LENOX -- Far less familiar than Shakespeare's other histories, ''King John" fills Shakespeare & Company's Founders' Theatre with dizzying political maneuverings, sharply drawn characters, and heartbreaking insight into the costs of senseless war.
Artistic director Tina Packer, who directs ''King John" with vigorous grace, has said she doesn't understand why the play isn't staged more often. Her production, rich in humor, nuance, and intelligent ambiguity, certainly backs up her argument for its virtues. And the fine cast, led by Allyn Burrows as the titular king and Peter Macon as the Bastard Faulconbridge (the play's true center), brings the tumultuous relationships -- both personal and political -- to vivid life.
Still, there are reasons for the play's obscurity. The split focus between King John and the Bastard, for one, has made audiences unsure where to direct their attention. It doesn't help that John isn't utterly a villain nor Faulconbridge utterly a hero, so there's no simple story of evil vanquished and good rewarded. More troubling, even those who treasure complexity may feel let down by the ending, which offers neither a blaze of glory nor a gory bloodbath but instead a poisoning-ex-machina and, offstage, the signing of the Magna Carta.

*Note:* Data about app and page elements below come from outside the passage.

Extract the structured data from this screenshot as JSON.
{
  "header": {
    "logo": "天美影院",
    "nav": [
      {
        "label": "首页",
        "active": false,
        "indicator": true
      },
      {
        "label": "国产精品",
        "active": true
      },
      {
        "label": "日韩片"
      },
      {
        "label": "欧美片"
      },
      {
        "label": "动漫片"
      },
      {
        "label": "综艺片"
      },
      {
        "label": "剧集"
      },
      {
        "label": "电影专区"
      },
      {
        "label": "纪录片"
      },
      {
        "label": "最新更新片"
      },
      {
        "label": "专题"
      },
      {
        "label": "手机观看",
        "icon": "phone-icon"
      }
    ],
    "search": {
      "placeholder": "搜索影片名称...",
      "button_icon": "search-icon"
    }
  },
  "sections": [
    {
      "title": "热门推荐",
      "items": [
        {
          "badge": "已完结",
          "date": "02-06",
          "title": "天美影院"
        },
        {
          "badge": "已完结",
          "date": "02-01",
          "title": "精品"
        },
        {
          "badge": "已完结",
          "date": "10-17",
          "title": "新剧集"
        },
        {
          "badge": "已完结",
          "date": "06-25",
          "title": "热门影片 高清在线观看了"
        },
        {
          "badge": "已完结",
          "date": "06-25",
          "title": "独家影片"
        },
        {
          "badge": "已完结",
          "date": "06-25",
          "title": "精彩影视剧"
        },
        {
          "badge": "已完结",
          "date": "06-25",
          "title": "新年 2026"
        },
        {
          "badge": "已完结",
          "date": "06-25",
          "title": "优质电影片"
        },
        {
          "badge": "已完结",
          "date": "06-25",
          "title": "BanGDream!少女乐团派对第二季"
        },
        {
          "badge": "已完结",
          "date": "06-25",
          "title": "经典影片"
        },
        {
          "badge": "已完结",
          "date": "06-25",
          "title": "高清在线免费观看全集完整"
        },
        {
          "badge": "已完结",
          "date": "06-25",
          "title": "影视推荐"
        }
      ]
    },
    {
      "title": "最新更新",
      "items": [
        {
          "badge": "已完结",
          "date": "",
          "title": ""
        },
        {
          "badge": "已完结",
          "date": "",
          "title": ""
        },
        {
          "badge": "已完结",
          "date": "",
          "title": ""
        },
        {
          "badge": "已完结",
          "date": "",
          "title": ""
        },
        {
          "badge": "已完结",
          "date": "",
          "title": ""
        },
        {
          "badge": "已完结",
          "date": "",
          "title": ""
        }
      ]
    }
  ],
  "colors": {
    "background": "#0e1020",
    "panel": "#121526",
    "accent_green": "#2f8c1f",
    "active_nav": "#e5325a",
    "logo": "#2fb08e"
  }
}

OK, so the last act needs work.
Let's face it, though: Flawed Shakespeare is still Shakespeare, and Packer does everything but call in a script doctor to make that ending fly. She has woven faceless, menacing monks throughout, so the news that one of them has poisoned the king comes as less of a surprise than it might. And Daniel Kotlowitz's subtle lighting, always effective -- bathing Edward Check's chessboard set in blood red for battle, deep shadows for dark deeds -- here creates a leafy, pastoral orchard that grounds John's death, his son's succession, and Faulconbridge's quiet acquiescence to it all in a helpfully believable reality.
As for the story, you'd be wise to read the play before seeing it, because it's hard to tell the players without a score card. But Packer and her cast do a terrific job of creating richly individual characters, aided by Arthur Oliver's elegantly color-coded costumes: red for the English, blue for the French, and red and blue, quartered, for the young English prince, Arthur, whose right to the throne is supported by the French and so becomes the cause of war.
Burrows contributes his usual finely tuned ear and voice; he also gives us a childish, silly John who, frighteningly, wields deadly power. (Any parallels to current political figures are intentional; note how the beleaguered people of Angiers, pawns to John's machinations, wear costumes evoking traditional Afghan dress.) Macon's Faulconbridge, meanwhile, is wild and brash and funny; as he must, Faulconbridge steals the show.
In supporting roles, Mel Cobb stands out as the blandly cynical Cardinal Pandulph, Kenajuan Bentley as the compassionate Hubert, and Annette Miller as Queen Gloria Swanson -- excuse me, Queen Eleanor of Aquitaine, but her self-dramatizing Hollywood glamour feels just right for John's scheming, power-mad mother. As Constance, Barbara Sims pitches the great speech of mourning for her child too high; she would find greater power in greater simplicity. Still, her intensity is affecting, and her performance, coupled with Miller's, places a fascinating emphasis on the play's exploration of the complex relationships between mothers and their sons.
Hmm -- a history play in which the women play important roles? Maybe the obscurity of ''King John" isn't a total mystery after all.
Louise Kennedy can be reached at email@example.com.